*** Begin section ***
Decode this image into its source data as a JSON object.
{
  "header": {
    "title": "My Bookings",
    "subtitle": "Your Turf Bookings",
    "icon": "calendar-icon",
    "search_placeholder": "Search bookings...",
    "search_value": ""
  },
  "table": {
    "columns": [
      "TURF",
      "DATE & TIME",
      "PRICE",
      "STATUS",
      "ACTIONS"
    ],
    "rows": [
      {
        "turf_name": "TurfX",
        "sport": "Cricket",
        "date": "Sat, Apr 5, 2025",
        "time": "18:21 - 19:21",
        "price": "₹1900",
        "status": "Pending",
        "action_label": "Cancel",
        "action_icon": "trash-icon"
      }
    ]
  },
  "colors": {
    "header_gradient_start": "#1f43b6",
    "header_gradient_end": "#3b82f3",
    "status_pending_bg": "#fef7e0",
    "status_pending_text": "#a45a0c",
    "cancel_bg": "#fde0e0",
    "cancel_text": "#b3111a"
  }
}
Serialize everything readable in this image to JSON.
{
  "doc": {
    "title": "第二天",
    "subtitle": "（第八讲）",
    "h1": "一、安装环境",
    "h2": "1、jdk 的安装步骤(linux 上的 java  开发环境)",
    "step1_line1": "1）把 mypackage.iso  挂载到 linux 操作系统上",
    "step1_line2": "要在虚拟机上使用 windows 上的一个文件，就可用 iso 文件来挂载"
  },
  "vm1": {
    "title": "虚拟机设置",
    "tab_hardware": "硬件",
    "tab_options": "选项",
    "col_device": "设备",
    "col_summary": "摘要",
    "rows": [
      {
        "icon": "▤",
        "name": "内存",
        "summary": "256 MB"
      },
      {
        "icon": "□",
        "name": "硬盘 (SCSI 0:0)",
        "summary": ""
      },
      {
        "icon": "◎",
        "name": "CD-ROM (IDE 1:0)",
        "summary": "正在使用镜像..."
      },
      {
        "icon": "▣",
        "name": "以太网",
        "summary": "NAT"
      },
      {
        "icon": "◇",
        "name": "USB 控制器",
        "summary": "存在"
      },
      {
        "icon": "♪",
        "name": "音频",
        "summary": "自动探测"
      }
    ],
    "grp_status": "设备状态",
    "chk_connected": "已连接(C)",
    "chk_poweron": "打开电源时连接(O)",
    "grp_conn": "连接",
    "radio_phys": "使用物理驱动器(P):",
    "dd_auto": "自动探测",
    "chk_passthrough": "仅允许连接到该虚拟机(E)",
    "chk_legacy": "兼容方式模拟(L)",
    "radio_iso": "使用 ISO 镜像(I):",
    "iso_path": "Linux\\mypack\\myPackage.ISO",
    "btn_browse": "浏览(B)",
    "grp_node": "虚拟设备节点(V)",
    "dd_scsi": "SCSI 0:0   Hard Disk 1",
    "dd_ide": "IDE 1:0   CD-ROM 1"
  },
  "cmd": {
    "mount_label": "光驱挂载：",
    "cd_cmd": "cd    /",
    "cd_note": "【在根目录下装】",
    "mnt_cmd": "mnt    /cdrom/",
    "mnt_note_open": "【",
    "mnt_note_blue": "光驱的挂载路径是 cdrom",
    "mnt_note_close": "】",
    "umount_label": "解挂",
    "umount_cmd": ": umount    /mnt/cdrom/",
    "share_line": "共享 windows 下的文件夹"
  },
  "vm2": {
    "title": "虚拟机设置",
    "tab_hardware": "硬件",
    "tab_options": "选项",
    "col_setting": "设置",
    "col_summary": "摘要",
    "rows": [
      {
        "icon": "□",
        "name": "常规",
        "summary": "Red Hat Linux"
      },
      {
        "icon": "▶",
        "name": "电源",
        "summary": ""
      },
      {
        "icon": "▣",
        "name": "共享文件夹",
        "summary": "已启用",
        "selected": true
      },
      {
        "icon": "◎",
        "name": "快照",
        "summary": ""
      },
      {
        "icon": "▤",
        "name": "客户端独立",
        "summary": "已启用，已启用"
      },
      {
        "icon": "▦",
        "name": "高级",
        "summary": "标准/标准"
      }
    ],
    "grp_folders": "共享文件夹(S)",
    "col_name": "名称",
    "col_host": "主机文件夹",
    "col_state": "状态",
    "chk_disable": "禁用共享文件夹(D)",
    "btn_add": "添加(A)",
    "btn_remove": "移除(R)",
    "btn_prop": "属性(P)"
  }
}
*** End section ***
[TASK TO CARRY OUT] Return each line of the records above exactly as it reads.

[ANSWER TO THIS TASK]
Decode this image into its source data as a JSON object.
{
  "header": {
    "title": "My Bookings",
    "subtitle": "Your Turf Bookings",
    "icon": "calendar-icon",
    "search_placeholder": "Search bookings...",
    "search_value": ""
  },
  "table": {
    "columns": [
      "TURF",
      "DATE & TIME",
      "PRICE",
      "STATUS",
      "ACTIONS"
    ],
    "rows": [
      {
        "turf_name": "TurfX",
        "sport": "Cricket",
        "date": "Sat, Apr 5, 2025",
        "time": "18:21 - 19:21",
        "price": "₹1900",
        "status": "Pending",
        "action_label": "Cancel",
        "action_icon": "trash-icon"
      }
    ]
  },
  "colors": {
    "header_gradient_start": "#1f43b6",
    "header_gradient_end": "#3b82f3",
    "status_pending_bg": "#fef7e0",
    "status_pending_text": "#a45a0c",
    "cancel_bg": "#fde0e0",
    "cancel_text": "#b3111a"
  }
}
Serialize everything readable in this image to JSON.
{
  "doc": {
    "title": "第二天",
    "subtitle": "（第八讲）",
    "h1": "一、安装环境",
    "h2": "1、jdk 的安装步骤(linux 上的 java  开发环境)",
    "step1_line1": "1）把 mypackage.iso  挂载到 linux 操作系统上",
    "step1_line2": "要在虚拟机上使用 windows 上的一个文件，就可用 iso 文件来挂载"
  },
  "vm1": {
    "title": "虚拟机设置",
    "tab_hardware": "硬件",
    "tab_options": "选项",
    "col_device": "设备",
    "col_summary": "摘要",
    "rows": [
      {
        "icon": "▤",
        "name": "内存",
        "summary": "256 MB"
      },
      {
        "icon": "□",
        "name": "硬盘 (SCSI 0:0)",
        "summary": ""
      },
      {
        "icon": "◎",
        "name": "CD-ROM (IDE 1:0)",
        "summary": "正在使用镜像..."
      },
      {
        "icon": "▣",
        "name": "以太网",
        "summary": "NAT"
      },
      {
        "icon": "◇",
        "name": "USB 控制器",
        "summary": "存在"
      },
      {
        "icon": "♪",
        "name": "音频",
        "summary": "自动探测"
      }
    ],
    "grp_status": "设备状态",
    "chk_connected": "已连接(C)",
    "chk_poweron": "打开电源时连接(O)",
    "grp_conn": "连接",
    "radio_phys": "使用物理驱动器(P):",
    "dd_auto": "自动探测",
    "chk_passthrough": "仅允许连接到该虚拟机(E)",
    "chk_legacy": "兼容方式模拟(L)",
    "radio_iso": "使用 ISO 镜像(I):",
    "iso_path": "Linux\\mypack\\myPackage.ISO",
    "btn_browse": "浏览(B)",
    "grp_node": "虚拟设备节点(V)",
    "dd_scsi": "SCSI 0:0   Hard Disk 1",
    "dd_ide": "IDE 1:0   CD-ROM 1"
  },
  "cmd": {
    "mount_label": "光驱挂载：",
    "cd_cmd": "cd    /",
    "cd_note": "【在根目录下装】",
    "mnt_cmd": "mnt    /cdrom/",
    "mnt_note_open": "【",
    "mnt_note_blue": "光驱的挂载路径是 cdrom",
    "mnt_note_close": "】",
    "umount_label": "解挂",
    "umount_cmd": ": umount    /mnt/cdrom/",
    "share_line": "共享 windows 下的文件夹"
  },
  "vm2": {
    "title": "虚拟机设置",
    "tab_hardware": "硬件",
    "tab_options": "选项",
    "col_setting": "设置",
    "col_summary": "摘要",
    "rows": [
      {
        "icon": "□",
        "name": "常规",
        "summary": "Red Hat Linux"
      },
      {
        "icon": "▶",
        "name": "电源",
        "summary": ""
      },
      {
        "icon": "▣",
        "name": "共享文件夹",
        "summary": "已启用",
        "selected": true
      },
      {
        "icon": "◎",
        "name": "快照",
        "summary": ""
      },
      {
        "icon": "▤",
        "name": "客户端独立",
        "summary": "已启用，已启用"
      },
      {
        "icon": "▦",
        "name": "高级",
        "summary": "标准/标准"
      }
    ],
    "grp_folders": "共享文件夹(S)",
    "col_name": "名称",
    "col_host": "主机文件夹",
    "col_state": "状态",
    "chk_disable": "禁用共享文件夹(D)",
    "btn_add": "添加(A)",
    "btn_remove": "移除(R)",
    "btn_prop": "属性(P)"
  }
}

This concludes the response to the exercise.